Records provided Block Start

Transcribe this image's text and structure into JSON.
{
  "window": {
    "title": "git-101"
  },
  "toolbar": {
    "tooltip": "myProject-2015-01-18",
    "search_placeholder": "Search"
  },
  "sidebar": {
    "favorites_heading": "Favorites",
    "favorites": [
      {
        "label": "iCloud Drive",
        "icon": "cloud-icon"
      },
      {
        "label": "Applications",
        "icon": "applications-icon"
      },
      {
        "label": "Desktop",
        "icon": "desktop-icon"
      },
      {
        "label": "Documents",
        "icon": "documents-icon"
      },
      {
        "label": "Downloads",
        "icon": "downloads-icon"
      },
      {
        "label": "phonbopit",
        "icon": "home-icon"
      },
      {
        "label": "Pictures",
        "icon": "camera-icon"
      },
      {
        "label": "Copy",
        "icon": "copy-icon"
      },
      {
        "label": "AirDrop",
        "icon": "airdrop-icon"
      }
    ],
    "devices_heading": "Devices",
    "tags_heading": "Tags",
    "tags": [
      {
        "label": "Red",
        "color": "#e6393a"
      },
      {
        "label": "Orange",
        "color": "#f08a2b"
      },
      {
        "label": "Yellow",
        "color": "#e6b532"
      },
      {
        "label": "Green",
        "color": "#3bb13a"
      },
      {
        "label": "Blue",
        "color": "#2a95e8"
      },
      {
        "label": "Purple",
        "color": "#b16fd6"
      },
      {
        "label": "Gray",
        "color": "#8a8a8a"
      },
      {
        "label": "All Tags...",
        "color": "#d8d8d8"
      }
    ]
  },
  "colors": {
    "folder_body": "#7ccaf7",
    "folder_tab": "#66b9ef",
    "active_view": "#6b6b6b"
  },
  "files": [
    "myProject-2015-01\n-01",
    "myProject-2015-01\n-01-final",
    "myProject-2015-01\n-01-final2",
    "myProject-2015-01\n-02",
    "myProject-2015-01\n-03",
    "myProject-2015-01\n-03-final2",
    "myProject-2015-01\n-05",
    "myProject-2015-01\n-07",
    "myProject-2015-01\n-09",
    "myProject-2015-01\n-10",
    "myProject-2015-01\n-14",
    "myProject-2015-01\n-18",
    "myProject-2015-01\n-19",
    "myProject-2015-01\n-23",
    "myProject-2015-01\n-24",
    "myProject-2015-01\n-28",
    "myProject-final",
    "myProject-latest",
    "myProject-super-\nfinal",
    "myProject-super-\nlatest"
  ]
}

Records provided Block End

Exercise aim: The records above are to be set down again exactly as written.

Completed exercise:
Transcribe this image's text and structure into JSON.
{
  "window": {
    "title": "git-101"
  },
  "toolbar": {
    "tooltip": "myProject-2015-01-18",
    "search_placeholder": "Search"
  },
  "sidebar": {
    "favorites_heading": "Favorites",
    "favorites": [
      {
        "label": "iCloud Drive",
        "icon": "cloud-icon"
      },
      {
        "label": "Applications",
        "icon": "applications-icon"
      },
      {
        "label": "Desktop",
        "icon": "desktop-icon"
      },
      {
        "label": "Documents",
        "icon": "documents-icon"
      },
      {
        "label": "Downloads",
        "icon": "downloads-icon"
      },
      {
        "label": "phonbopit",
        "icon": "home-icon"
      },
      {
        "label": "Pictures",
        "icon": "camera-icon"
      },
      {
        "label": "Copy",
        "icon": "copy-icon"
      },
      {
        "label": "AirDrop",
        "icon": "airdrop-icon"
      }
    ],
    "devices_heading": "Devices",
    "tags_heading": "Tags",
    "tags": [
      {
        "label": "Red",
        "color": "#e6393a"
      },
      {
        "label": "Orange",
        "color": "#f08a2b"
      },
      {
        "label": "Yellow",
        "color": "#e6b532"
      },
      {
        "label": "Green",
        "color": "#3bb13a"
      },
      {
        "label": "Blue",
        "color": "#2a95e8"
      },
      {
        "label": "Purple",
        "color": "#b16fd6"
      },
      {
        "label": "Gray",
        "color": "#8a8a8a"
      },
      {
        "label": "All Tags...",
        "color": "#d8d8d8"
      }
    ]
  },
  "colors": {
    "folder_body": "#7ccaf7",
    "folder_tab": "#66b9ef",
    "active_view": "#6b6b6b"
  },
  "files": [
    "myProject-2015-01\n-01",
    "myProject-2015-01\n-01-final",
    "myProject-2015-01\n-01-final2",
    "myProject-2015-01\n-02",
    "myProject-2015-01\n-03",
    "myProject-2015-01\n-03-final2",
    "myProject-2015-01\n-05",
    "myProject-2015-01\n-07",
    "myProject-2015-01\n-09",
    "myProject-2015-01\n-10",
    "myProject-2015-01\n-14",
    "myProject-2015-01\n-18",
    "myProject-2015-01\n-19",
    "myProject-2015-01\n-23",
    "myProject-2015-01\n-24",
    "myProject-2015-01\n-28",
    "myProject-final",
    "myProject-latest",
    "myProject-super-\nfinal",
    "myProject-super-\nlatest"
  ]
}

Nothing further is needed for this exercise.